- Assumption: All the variable expenses would increase by the inflation rate. This is a conservative assumption as it does not consider the impact from the economies of scale.
- Assumption: Inflation rate would be 6% in 2023, 4% in 2024 and 3% in 2025 and in perpetuity. These are just guesses and no one knows where the inflation is actually heading.
- Fact: The starting net income in 2022 is $12,556M based on $67,210M of revenue. This is according to the company last financial statement filing for the year ending December 31st, 2022.
- Fact: Starting number of cars sold in 2022 is 1,313,851. Interestingly, half of these cars were made in China at the Giga Shanghai factor.

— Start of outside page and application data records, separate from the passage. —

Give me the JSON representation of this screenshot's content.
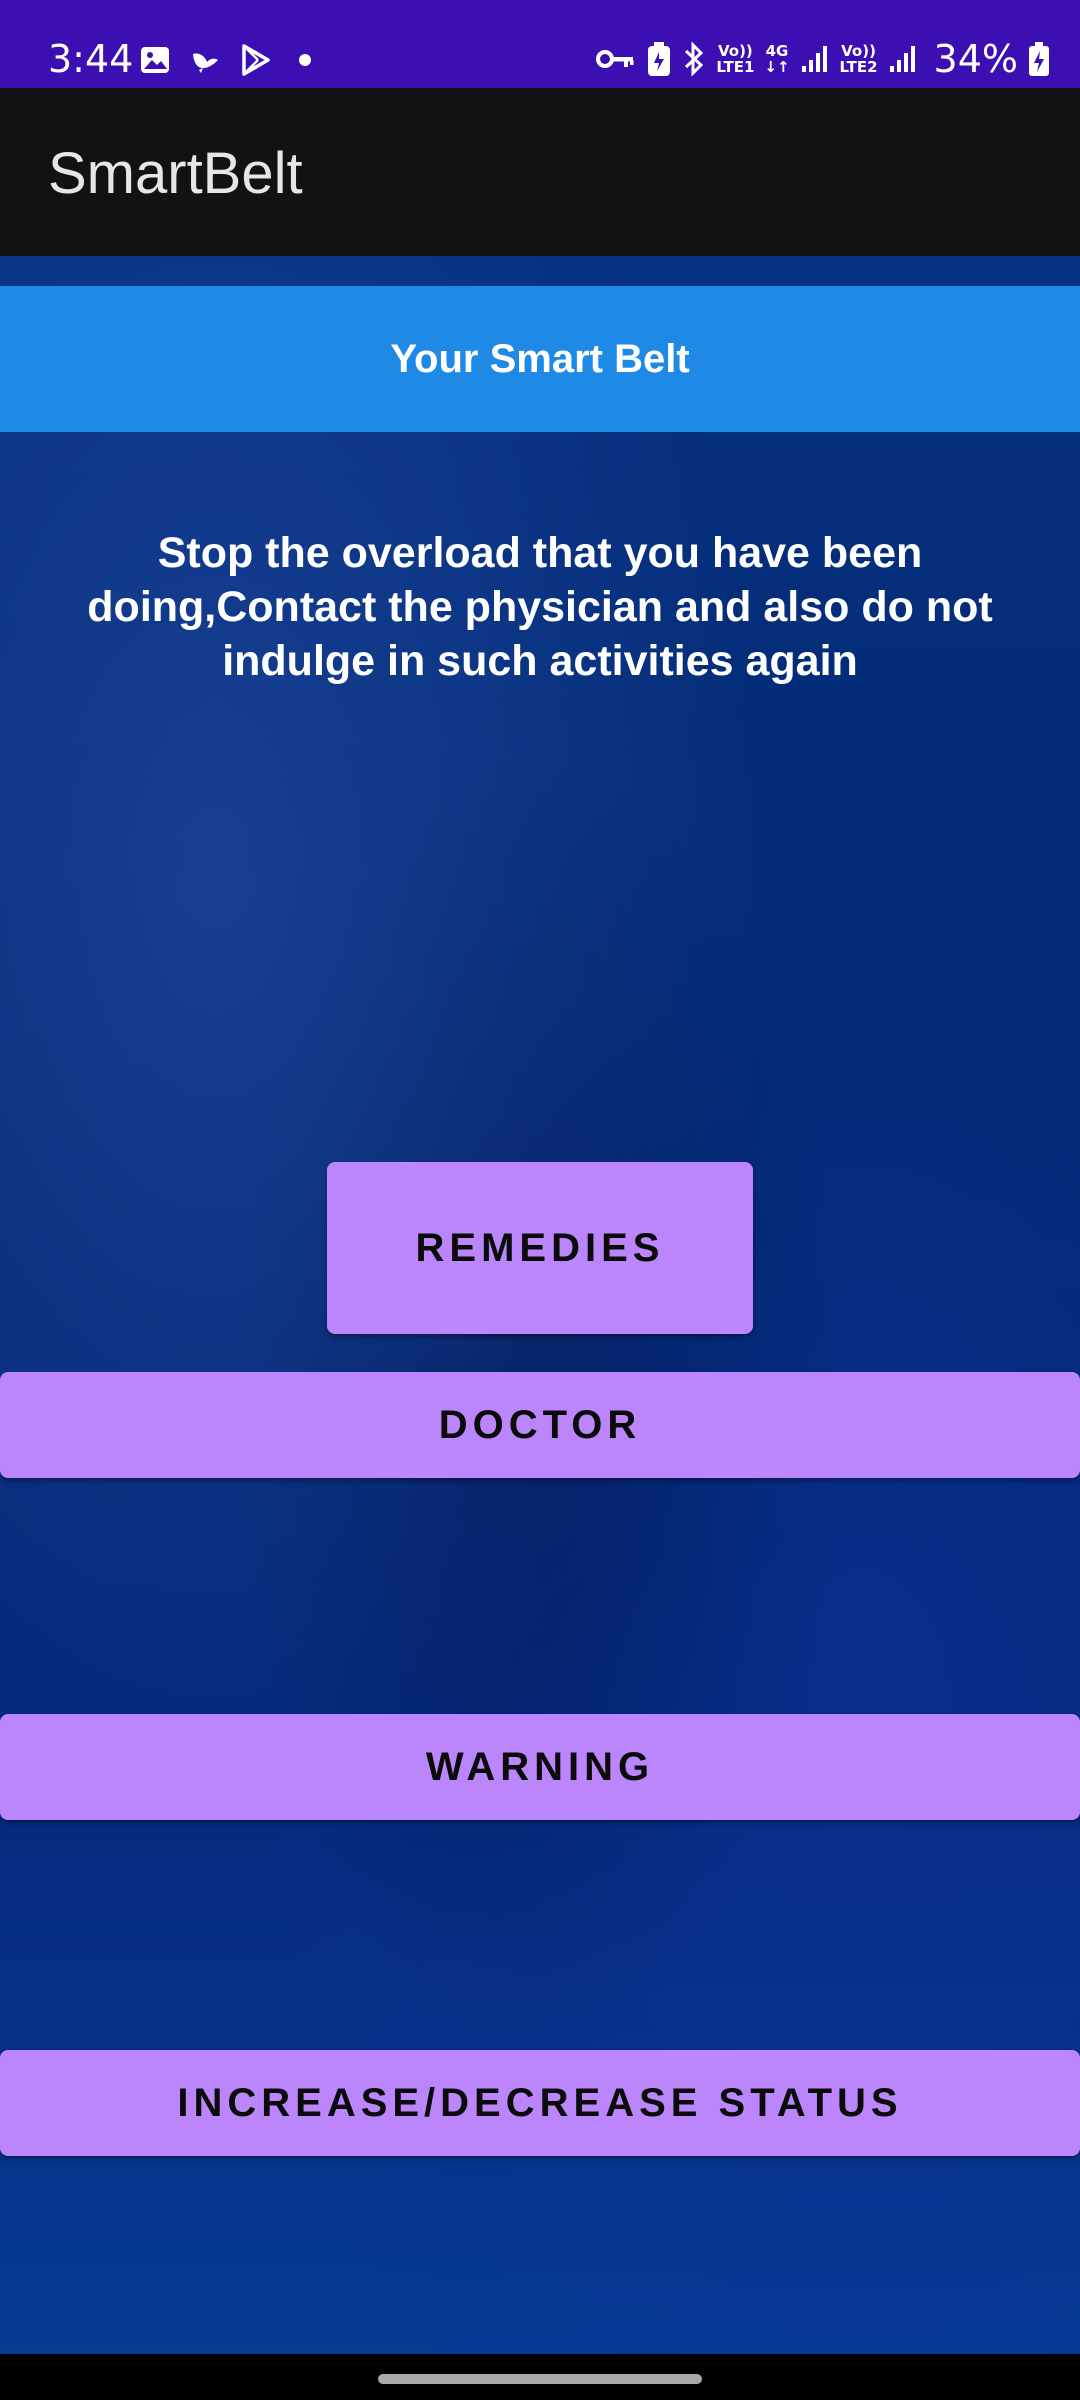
{
  "status_bar": {
    "time": "3:44",
    "left_icons": [
      "image-icon",
      "bird-icon",
      "play-store-icon",
      "dot-icon"
    ],
    "network1_top": "Vo))",
    "network1_bottom": "LTE1",
    "network_type": "4G",
    "network2_top": "Vo))",
    "network2_bottom": "LTE2",
    "battery_percent": "34%"
  },
  "app_bar": {
    "title": "SmartBelt"
  },
  "main": {
    "header": "Your Smart Belt",
    "message": "Stop the overload that you have been doing,Contact the physician and also do not indulge in such activities again",
    "buttons": {
      "remedies": "REMEDIES",
      "doctor": "DOCTOR",
      "warning": "WARNING",
      "status": "INCREASE/DECREASE STATUS"
    }
  },
  "colors": {
    "status_bar": "#3c0fb3",
    "app_bar": "#121212",
    "header_band": "#1e8ae6",
    "button": "#bb86fc"
  }
}
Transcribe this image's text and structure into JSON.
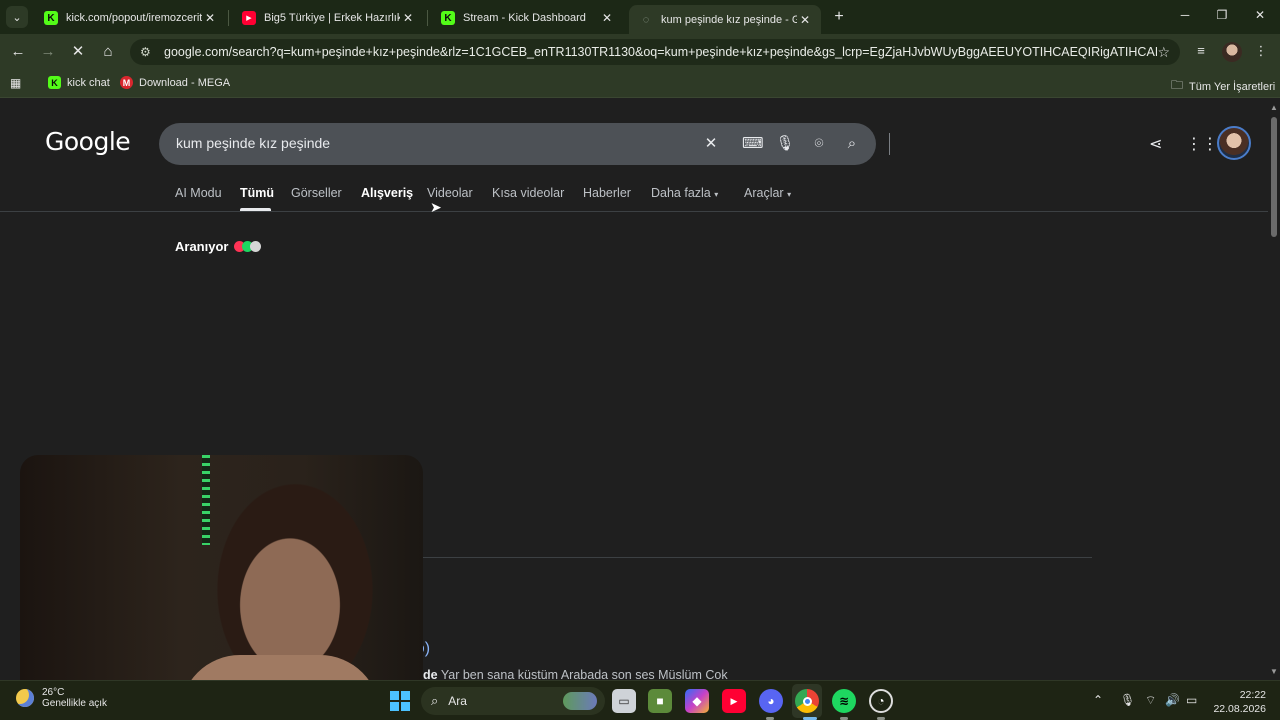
{
  "tabs": [
    {
      "title": "kick.com/popout/iremozceritt/c",
      "favicon": "kick-icon"
    },
    {
      "title": "Big5 Türkiye | Erkek Hazırlık Sez",
      "favicon": "youtube-icon"
    },
    {
      "title": "Stream - Kick Dashboard",
      "favicon": "kick-icon"
    },
    {
      "title": "kum peşinde kız peşinde - Goog",
      "favicon": "google-loading-icon",
      "active": true
    }
  ],
  "toolbar": {
    "url": "google.com/search?q=kum+peşinde+kız+peşinde&rlz=1C1GCEB_enTR1130TR1130&oq=kum+peşinde+kız+peşinde&gs_lcrp=EgZjaHJvbWUyBggAEEUYOTIHCAEQIRigATIHCAIQIRigATIHCA..."
  },
  "bookmarks": {
    "items": [
      {
        "label": "kick chat",
        "icon": "kick-icon"
      },
      {
        "label": "Download - MEGA",
        "icon": "mega-icon"
      }
    ],
    "all_label": "Tüm Yer İşaretleri"
  },
  "google": {
    "logo": "Google",
    "query": "kum peşinde kız peşinde",
    "tabs": [
      "AI Modu",
      "Tümü",
      "Görseller",
      "Alışveriş",
      "Videolar",
      "Kısa videolar",
      "Haberler",
      "Daha fazla",
      "Araçlar"
    ],
    "active_tab": "Tümü",
    "searching_label": "Aranıyor",
    "result_title_fragment": "deo)",
    "result_snippet_bold": "eşinde",
    "result_snippet_rest": " Yar ben sana küstüm Arabada son ses Müslüm Cok"
  },
  "taskbar": {
    "weather_temp": "26°C",
    "weather_desc": "Genellikle açık",
    "search_placeholder": "Ara",
    "time": "22:22",
    "date": "22.08.2026"
  },
  "colors": {
    "tabstrip": "#1c2816",
    "toolbar": "#2e3a26",
    "page_bg": "#1f1f1f",
    "searchbox": "#4d5156",
    "link": "#8ab4f8",
    "kick_green": "#53fc18"
  }
}
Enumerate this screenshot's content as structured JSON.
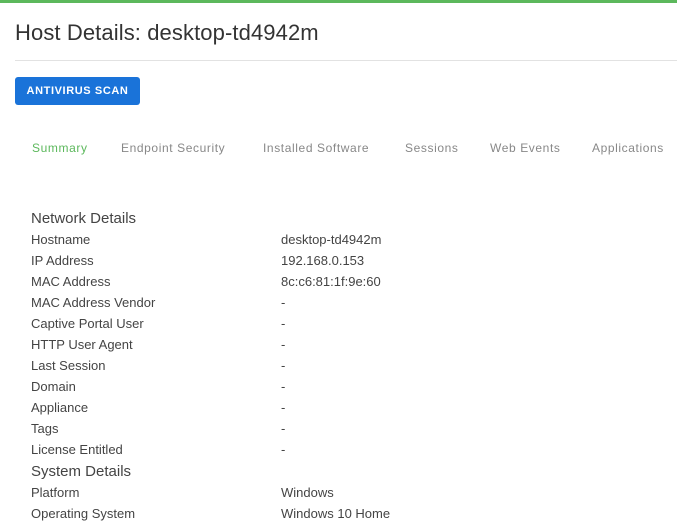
{
  "header": {
    "title": "Host Details: desktop-td4942m",
    "accent_color": "#5cb85c"
  },
  "actions": {
    "antivirus_scan_label": "ANTIVIRUS SCAN",
    "button_color": "#1a73d9"
  },
  "tabs": [
    {
      "label": "Summary",
      "active": true
    },
    {
      "label": "Endpoint Security",
      "active": false
    },
    {
      "label": "Installed Software",
      "active": false
    },
    {
      "label": "Sessions",
      "active": false
    },
    {
      "label": "Web Events",
      "active": false
    },
    {
      "label": "Applications",
      "active": false
    }
  ],
  "network_details": {
    "heading": "Network Details",
    "rows": [
      {
        "label": "Hostname",
        "value": "desktop-td4942m"
      },
      {
        "label": "IP Address",
        "value": "192.168.0.153"
      },
      {
        "label": "MAC Address",
        "value": "8c:c6:81:1f:9e:60"
      },
      {
        "label": "MAC Address Vendor",
        "value": "-"
      },
      {
        "label": "Captive Portal User",
        "value": "-"
      },
      {
        "label": "HTTP User Agent",
        "value": "-"
      },
      {
        "label": "Last Session",
        "value": "-"
      },
      {
        "label": "Domain",
        "value": "-"
      },
      {
        "label": "Appliance",
        "value": "-"
      },
      {
        "label": "Tags",
        "value": "-"
      },
      {
        "label": "License Entitled",
        "value": "-"
      }
    ]
  },
  "system_details": {
    "heading": "System Details",
    "rows": [
      {
        "label": "Platform",
        "value": "Windows"
      },
      {
        "label": "Operating System",
        "value": "Windows 10 Home"
      }
    ]
  }
}
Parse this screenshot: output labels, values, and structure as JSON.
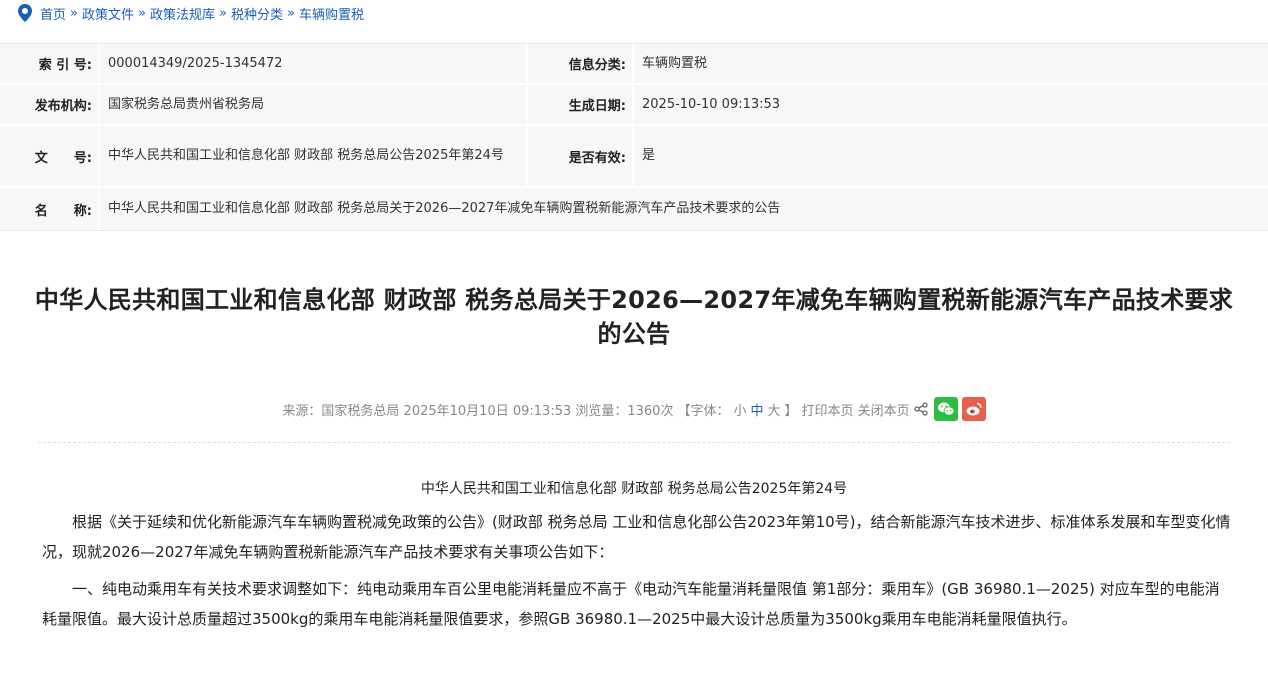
{
  "breadcrumb": {
    "items": [
      "首页",
      "政策文件",
      "政策法规库",
      "税种分类",
      "车辆购置税"
    ],
    "separator": "»"
  },
  "meta": {
    "index_label": "索 引 号:",
    "index_value": "000014349/2025-1345472",
    "category_label": "信息分类:",
    "category_value": "车辆购置税",
    "publisher_label": "发布机构:",
    "publisher_value": "国家税务总局贵州省税务局",
    "date_label": "生成日期:",
    "date_value": "2025-10-10 09:13:53",
    "docno_label": "文　　号:",
    "docno_value": "中华人民共和国工业和信息化部 财政部 税务总局公告2025年第24号",
    "valid_label": "是否有效:",
    "valid_value": "是",
    "name_label": "名　　称:",
    "name_value": "中华人民共和国工业和信息化部 财政部 税务总局关于2026—2027年减免车辆购置税新能源汽车产品技术要求的公告"
  },
  "article": {
    "title": "中华人民共和国工业和信息化部 财政部 税务总局关于2026—2027年减免车辆购置税新能源汽车产品技术要求的公告",
    "source": "来源：国家税务总局 2025年10月10日 09:13:53 浏览量：1360次",
    "font_open": "【字体：",
    "font_small": "小",
    "font_mid": "中",
    "font_large": "大",
    "font_close": "】",
    "print": "打印本页",
    "close": "关闭本页",
    "doc_no": "中华人民共和国工业和信息化部 财政部 税务总局公告2025年第24号",
    "p1": "根据《关于延续和优化新能源汽车车辆购置税减免政策的公告》(财政部 税务总局 工业和信息化部公告2023年第10号)，结合新能源汽车技术进步、标准体系发展和车型变化情况，现就2026—2027年减免车辆购置税新能源汽车产品技术要求有关事项公告如下：",
    "p2": "一、纯电动乘用车有关技术要求调整如下：纯电动乘用车百公里电能消耗量应不高于《电动汽车能量消耗量限值 第1部分：乘用车》(GB 36980.1—2025) 对应车型的电能消耗量限值。最大设计总质量超过3500kg的乘用车电能消耗量限值要求，参照GB 36980.1—2025中最大设计总质量为3500kg乘用车电能消耗量限值执行。"
  },
  "colors": {
    "link": "#1a5fb4",
    "wechat": "#2dbd42",
    "weibo": "#e85f4d"
  }
}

I put these numbers on a spreadsheet and applied the discounted net income to get a valuation of $3T. Coincidentally, this is very similar to the valuation I came up with in my last two articles about Tesla: Tesla: A Justification For A $3T Company and Musk Got It Wrong, Toyoda Got It Right, But Tesla Will Win.
The spreadsheet assumes that all the revenue is coming from cars, and is ignoring the solar business. While it might be the topic of another article, I personally believe that the growth prospects of Tesla’s solar business are higher than those of the auto business, and this renders the spreadsheet conclusions to be conservative.
This spreadsheet also indicates that the margin is projected to continue growing to be higher than 40% despite the price cuts in the first two years.
Tesla is doing the right thing to cut its car prices. In addition to continuing to grow the volume of the sold cars by increasing the demand for its cars, Tesla is also delivering a pre-emptive strike against the competition.
Tesla’s competitors may be facing a major problem competing with Tesla at these price levels, especially if Tesla continues its price cuts. Tesla already has the low-cost competitive advantage, and the competitive manufacturers are expected to face a massive challenge selling their EV cars without taking a loss. While taking a loss may be an alternative for the short term, it is not a sustainable model on the long term.
In summary, the price cut provides a better prospective for Tesla’s bottom-line growth and should eventually propel its margin to grow to over 40%.
Editor’s Note: This article discusses one or more securities that do not trade on a major U.S. exchange. Please be aware of the risks associated with these stocks.
Disclosure: I/we have a beneficial long position in the shares of TSLA either through stock ownership, options, or other derivatives. I wrote this article myself, and it expresses my own opinions. I am not receiving compensation for it (other than from Seeking Alpha). I have no business relationship with any company whose stock is mentioned in this article.
Additional disclosure: I don’t own a Tesla, but rather an Camaro (ICE); My next car will be a Tesla.